The classic story “Stone Soup” is a great way to show children how foods can be combined to make delicious meals. (You could act out the story, then serve that soup for lunch!)
Invite the children to bring in their family’s favorite recipes for that day or
Stick toothpicks into white or sweet potatoes, then suspend the potatoes in a
cup full of water. Place them in a window, supply them with plenty of water,
and watch the potatoes sprout!
Fill the store with a variety of foods—real or plastic examples, empty cartons,
or pictures. Include nutritious foods (fruits, veggies, juices, grain products,
meats, and dairy products) and foods that are not full of nutrients (i.e.,
cookies, soda, candy). Let the children “go shopping” and learn how to make
wise food choices.
For example, have them count small pieces of fruit (such as pineapple tidbits
or grape halves) or grains (such as oat cereal or cooked macaroni). After they
count, they can eat! Make sure that children wash hands first, and that clean
dishes and handling procedures are used.
Show the children how simple herbs can make cooked vegetables taste even
Share with them foods that other people from different countries eat. Use a
map to find those countries, and share foods they might eat there. For
example, locate Central America and talk about and taste pineapple. Do the
same with Africa and peanuts, and Japan and rice.
Eggplant, grapes, oranges, carrots, red and green apples, celery sticks,
broccoli, bananas, and summer squash are all great foods to use!
Give children pictures of different foods and have them place the foods where
they think they should be on the Pyramid.
Using pictures of foods from magazines or newspaper advertisements, have
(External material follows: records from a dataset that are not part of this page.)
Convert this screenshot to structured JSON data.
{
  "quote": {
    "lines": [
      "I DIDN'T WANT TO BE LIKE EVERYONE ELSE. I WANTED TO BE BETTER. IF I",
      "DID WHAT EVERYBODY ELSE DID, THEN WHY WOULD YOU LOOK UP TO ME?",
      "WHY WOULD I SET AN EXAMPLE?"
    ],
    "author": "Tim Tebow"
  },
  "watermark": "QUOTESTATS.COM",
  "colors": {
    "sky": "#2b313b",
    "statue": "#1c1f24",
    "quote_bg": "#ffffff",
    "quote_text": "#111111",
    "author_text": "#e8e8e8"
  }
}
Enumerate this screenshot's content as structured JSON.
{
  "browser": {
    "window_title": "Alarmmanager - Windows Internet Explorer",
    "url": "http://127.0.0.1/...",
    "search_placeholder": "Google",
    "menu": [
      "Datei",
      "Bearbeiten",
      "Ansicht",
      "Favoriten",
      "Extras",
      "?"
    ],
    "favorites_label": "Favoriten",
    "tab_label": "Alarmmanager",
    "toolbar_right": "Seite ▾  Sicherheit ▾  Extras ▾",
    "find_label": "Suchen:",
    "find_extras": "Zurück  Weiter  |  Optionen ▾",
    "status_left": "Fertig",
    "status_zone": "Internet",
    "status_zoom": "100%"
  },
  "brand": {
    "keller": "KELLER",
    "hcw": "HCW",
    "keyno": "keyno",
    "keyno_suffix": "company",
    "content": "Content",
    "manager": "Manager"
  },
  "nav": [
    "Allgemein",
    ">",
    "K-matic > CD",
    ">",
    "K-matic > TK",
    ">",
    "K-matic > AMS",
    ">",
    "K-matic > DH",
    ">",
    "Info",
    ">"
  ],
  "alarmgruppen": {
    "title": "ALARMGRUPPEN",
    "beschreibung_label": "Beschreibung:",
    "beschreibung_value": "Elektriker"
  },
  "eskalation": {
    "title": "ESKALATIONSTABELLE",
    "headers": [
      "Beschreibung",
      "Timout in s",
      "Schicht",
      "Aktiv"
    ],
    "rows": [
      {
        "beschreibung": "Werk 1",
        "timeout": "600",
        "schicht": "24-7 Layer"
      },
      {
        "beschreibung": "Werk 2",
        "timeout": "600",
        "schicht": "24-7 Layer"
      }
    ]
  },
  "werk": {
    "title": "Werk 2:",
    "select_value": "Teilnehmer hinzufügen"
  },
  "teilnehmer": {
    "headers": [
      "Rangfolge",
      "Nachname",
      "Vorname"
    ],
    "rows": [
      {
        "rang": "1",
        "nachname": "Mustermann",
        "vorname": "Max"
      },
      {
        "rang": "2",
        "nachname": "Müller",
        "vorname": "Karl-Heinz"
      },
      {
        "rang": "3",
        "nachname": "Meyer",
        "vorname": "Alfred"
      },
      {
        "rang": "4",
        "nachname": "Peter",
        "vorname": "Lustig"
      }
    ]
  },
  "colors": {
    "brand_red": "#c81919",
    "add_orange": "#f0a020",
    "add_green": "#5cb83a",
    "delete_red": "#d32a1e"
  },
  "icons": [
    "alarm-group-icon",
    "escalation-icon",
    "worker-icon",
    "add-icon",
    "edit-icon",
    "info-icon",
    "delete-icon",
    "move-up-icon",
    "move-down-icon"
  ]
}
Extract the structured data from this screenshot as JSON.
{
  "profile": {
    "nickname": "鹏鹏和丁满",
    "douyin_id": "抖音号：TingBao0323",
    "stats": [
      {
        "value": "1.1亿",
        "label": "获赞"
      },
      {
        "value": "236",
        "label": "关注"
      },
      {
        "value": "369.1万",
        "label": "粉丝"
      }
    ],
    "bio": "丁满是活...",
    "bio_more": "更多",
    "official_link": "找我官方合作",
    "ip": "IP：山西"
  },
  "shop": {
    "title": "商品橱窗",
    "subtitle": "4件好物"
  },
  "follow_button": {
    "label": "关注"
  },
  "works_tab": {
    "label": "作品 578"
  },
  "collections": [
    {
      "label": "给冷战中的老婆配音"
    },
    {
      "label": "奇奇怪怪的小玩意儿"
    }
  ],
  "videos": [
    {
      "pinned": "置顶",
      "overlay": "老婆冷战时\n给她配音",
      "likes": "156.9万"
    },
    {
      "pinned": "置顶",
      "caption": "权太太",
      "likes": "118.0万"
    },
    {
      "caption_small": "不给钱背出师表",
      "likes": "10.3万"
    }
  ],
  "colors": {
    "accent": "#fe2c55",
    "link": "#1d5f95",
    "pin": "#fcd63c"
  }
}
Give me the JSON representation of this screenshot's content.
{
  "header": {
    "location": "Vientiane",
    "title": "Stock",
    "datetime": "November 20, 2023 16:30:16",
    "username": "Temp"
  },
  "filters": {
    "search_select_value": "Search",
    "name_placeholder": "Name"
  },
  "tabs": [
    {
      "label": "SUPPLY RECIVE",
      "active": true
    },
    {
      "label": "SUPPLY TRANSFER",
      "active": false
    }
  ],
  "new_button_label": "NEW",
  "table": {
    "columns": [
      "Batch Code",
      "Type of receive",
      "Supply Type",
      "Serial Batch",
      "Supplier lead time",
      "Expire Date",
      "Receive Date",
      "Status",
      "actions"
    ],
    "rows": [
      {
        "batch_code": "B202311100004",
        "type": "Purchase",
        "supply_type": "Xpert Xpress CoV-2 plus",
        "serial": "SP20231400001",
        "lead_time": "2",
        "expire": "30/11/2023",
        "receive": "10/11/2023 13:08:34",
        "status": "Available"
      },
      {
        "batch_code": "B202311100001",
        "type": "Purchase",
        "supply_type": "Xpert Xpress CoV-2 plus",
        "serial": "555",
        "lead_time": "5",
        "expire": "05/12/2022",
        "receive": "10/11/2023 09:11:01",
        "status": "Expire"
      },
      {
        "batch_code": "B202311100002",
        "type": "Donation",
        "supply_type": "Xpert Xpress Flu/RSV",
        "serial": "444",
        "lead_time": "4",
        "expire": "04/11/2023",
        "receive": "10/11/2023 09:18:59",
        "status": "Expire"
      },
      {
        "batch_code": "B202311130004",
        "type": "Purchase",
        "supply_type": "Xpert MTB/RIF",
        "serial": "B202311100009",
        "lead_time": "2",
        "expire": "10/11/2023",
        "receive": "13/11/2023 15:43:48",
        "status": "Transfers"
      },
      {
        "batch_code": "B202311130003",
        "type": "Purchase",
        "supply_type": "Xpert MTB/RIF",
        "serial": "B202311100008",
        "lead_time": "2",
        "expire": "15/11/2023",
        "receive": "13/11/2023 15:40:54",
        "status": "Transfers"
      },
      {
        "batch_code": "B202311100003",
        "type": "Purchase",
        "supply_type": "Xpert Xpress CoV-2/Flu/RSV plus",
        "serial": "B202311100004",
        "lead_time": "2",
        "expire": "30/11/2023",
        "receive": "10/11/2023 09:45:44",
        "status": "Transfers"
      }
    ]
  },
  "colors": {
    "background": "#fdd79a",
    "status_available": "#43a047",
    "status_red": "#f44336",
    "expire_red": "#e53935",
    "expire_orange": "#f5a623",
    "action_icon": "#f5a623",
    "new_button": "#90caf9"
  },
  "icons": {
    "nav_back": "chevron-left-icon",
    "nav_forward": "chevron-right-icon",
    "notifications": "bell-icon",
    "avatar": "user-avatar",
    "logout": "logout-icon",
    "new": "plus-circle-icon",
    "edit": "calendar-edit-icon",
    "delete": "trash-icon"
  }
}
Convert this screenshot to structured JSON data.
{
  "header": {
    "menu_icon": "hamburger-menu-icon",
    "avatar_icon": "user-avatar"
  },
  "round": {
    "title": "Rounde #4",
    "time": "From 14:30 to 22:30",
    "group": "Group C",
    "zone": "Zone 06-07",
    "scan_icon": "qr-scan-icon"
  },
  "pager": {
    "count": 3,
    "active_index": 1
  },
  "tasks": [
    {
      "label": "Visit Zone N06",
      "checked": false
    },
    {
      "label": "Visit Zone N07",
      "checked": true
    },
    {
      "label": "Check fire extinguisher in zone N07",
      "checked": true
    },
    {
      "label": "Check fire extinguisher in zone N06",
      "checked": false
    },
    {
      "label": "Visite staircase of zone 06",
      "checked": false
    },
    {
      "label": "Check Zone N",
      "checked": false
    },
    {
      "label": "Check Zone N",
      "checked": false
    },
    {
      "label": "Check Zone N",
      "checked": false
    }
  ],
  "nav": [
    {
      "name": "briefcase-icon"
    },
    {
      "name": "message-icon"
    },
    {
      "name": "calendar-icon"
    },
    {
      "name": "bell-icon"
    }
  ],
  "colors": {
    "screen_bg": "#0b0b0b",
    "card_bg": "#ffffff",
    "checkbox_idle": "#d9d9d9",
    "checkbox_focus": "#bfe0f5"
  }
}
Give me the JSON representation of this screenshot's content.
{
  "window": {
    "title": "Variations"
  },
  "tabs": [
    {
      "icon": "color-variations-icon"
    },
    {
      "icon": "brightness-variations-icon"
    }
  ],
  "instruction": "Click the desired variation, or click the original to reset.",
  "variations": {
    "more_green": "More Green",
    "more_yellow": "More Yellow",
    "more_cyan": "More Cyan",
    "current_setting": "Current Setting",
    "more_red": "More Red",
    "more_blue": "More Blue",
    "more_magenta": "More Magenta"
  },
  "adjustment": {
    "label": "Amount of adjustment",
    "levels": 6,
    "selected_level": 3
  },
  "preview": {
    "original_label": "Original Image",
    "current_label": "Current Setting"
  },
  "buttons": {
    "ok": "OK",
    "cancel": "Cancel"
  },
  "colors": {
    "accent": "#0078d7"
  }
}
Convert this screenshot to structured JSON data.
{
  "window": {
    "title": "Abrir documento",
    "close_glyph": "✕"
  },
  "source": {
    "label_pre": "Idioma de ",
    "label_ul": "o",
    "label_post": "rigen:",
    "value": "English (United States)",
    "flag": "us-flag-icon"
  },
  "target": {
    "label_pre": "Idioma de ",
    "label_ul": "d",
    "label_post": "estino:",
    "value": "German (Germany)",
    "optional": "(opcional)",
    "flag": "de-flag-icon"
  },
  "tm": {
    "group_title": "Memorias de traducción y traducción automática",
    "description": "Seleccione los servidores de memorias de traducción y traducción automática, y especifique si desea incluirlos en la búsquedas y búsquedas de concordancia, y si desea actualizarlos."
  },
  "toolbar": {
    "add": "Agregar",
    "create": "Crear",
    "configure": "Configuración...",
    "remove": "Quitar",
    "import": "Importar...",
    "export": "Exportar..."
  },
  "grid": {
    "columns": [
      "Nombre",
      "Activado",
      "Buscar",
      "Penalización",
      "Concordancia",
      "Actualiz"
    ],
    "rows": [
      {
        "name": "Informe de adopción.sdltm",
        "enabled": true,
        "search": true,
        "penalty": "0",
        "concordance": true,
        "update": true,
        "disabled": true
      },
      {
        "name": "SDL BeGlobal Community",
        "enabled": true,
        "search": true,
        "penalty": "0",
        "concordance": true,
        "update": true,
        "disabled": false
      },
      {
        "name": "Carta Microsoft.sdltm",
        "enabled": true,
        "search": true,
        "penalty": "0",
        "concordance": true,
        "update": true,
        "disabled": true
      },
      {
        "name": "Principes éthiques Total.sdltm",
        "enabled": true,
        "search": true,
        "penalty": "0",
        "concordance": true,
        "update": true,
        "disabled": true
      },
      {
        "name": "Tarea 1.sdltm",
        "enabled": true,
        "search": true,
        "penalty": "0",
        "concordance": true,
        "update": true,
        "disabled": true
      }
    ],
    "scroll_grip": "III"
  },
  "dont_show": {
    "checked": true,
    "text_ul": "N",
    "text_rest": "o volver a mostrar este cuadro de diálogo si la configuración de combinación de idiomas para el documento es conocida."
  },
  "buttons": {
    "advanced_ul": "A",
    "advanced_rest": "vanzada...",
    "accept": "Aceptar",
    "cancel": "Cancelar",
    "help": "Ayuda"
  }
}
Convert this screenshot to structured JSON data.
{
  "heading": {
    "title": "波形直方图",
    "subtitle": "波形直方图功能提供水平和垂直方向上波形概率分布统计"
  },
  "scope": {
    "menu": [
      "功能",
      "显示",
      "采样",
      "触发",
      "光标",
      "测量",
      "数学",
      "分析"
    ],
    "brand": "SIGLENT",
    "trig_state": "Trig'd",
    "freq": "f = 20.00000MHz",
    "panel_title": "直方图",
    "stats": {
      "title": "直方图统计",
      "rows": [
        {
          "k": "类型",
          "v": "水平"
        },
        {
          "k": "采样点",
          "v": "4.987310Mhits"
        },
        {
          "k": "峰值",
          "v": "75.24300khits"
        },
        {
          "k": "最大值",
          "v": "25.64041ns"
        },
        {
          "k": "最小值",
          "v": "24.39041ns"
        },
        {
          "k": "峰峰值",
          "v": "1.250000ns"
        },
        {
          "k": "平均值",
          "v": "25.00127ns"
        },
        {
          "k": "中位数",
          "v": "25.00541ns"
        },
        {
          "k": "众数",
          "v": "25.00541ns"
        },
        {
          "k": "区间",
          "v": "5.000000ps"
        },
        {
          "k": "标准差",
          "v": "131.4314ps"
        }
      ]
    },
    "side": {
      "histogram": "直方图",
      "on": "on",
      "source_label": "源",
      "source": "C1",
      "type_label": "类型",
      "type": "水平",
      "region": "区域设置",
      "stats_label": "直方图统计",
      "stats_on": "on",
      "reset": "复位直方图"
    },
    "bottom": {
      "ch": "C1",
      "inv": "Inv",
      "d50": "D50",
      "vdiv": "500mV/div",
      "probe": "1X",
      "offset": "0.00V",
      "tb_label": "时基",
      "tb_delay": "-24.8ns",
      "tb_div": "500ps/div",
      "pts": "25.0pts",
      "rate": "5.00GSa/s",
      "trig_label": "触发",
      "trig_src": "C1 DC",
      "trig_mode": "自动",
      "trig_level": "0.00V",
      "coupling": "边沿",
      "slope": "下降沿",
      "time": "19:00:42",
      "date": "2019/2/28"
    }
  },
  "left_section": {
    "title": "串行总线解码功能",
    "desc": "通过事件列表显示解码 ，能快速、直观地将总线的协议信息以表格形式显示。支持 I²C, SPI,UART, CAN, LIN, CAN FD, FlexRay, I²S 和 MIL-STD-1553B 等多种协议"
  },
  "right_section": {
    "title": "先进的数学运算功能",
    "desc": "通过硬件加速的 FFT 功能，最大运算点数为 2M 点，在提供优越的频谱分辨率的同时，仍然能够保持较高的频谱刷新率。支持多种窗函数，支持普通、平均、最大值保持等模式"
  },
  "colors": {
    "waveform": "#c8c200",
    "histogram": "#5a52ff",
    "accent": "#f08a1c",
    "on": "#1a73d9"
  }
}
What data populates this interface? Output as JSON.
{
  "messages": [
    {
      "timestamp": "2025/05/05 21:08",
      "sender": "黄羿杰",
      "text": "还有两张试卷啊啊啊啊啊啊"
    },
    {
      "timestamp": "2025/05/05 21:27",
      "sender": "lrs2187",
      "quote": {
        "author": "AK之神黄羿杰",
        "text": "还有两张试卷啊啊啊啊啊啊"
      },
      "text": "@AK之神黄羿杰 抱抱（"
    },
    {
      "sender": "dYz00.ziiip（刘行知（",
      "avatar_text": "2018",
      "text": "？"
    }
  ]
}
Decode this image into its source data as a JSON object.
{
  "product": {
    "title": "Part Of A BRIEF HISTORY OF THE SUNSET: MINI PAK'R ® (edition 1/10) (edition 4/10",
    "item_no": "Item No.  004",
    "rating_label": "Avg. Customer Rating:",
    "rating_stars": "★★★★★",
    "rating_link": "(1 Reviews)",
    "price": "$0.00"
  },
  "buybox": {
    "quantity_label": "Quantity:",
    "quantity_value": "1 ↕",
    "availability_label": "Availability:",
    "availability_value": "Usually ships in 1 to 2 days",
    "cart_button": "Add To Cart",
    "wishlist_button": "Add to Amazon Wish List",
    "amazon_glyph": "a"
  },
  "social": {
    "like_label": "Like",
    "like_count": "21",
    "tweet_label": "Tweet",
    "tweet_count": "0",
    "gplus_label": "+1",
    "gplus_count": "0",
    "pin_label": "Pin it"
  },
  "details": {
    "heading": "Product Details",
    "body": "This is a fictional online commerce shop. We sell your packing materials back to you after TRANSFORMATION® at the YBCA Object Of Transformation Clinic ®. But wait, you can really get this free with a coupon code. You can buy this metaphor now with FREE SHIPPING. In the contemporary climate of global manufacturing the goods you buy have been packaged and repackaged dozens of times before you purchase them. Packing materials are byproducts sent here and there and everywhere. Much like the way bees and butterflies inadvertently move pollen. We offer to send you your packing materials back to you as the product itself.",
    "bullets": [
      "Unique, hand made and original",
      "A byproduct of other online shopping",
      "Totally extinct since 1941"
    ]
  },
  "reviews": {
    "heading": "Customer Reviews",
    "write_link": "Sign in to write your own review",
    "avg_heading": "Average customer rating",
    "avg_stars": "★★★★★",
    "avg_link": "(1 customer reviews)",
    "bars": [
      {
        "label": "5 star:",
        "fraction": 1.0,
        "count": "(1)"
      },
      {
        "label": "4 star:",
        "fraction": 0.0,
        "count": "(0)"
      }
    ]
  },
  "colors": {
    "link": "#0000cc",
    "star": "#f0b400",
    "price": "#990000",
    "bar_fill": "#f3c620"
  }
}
the children create their own Food Guide Pyramids by placing different foods in their proper places.
For food guide pyramid information, go to: www.mypyramid.gov